academy’s name, meaning ‘Warriors’, is little more than an abstract concept – so are they anaesthetising good, honest local competition? Few expected them to be topping Ligue 1 so soon after their ascension – Seck recently told local media that they were five years ahead of schedule – and their current rate of knots breeds the thought that they may, before long, outgrow the competition that was intended as a mere finishing school.
It begs the question, one that will be left open in this short article, of what academies in developing countries are actually ‘for’ in footballing terms. Johnny McKinstry – at 28, the most impressive young coach I have ever met – is currently in charge of the Sierra Leone national side on a short-term contract, assisted by the similarly dynamic Tom Legg. Both men work for the Craig Bellamy Foundation (CBF), whose facilities an hour outside Freetown rival Diambars’ in heart if not yet in scale. In their short time concurrently heading up the national setup, they have sought to implement the high-tech performance analysis with which their young charges benefit on the Monday morning after every match. Sierra Leone’s fully-capped professionals – ex-Norwich forward Kei Kamara among them – can now benefit from a level of attention to detail and rigour matched by few, if any, top-level sides on the continent. The stencil adopted at CBF – one that assists its 16 year-olds in beating youngsters three years their senior week in, week out – is already being replicated at a far higher level, seemingly years ahead of schedule.
Neocolonialism? Carts being set off before horses? CBF and the largely French-funded Diambars have been accused of both, usually by conservative factions with existing regimes to protect. But, with domestic football structures in the region in danger of falling apart (Sierra Leone’s national league started three months late this season) and the scourge of age cheating ruining many an outfit’s credibility, academies can hardly be faulted for coming at the issue at hand – developing outstanding players for the country’s eventual benefit – from a different angle. The rises to primacy of Diambars and CBF in their respective countries are simply a reflection of the failing structures that they have effectively hurdled. The young west African footballer is better set than ever for a fast track to the top – but it will be in their academies’ appetites to help reshape what lies in the middle that the long-term future of this region’s game is defined.

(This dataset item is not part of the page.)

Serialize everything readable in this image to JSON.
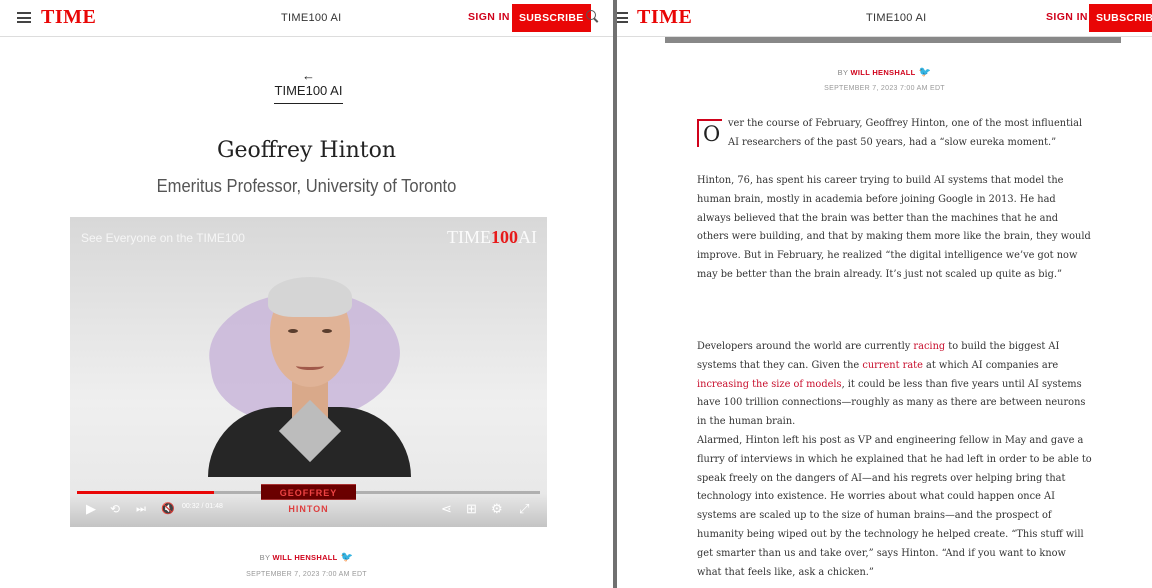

Nick Ames is a journalist and Ipswich fan with an interest in African football development, who’s worked and travelled extensively in Africa. In August 2013, shortly after this article was completed, Diambars won the Senegalese Championship.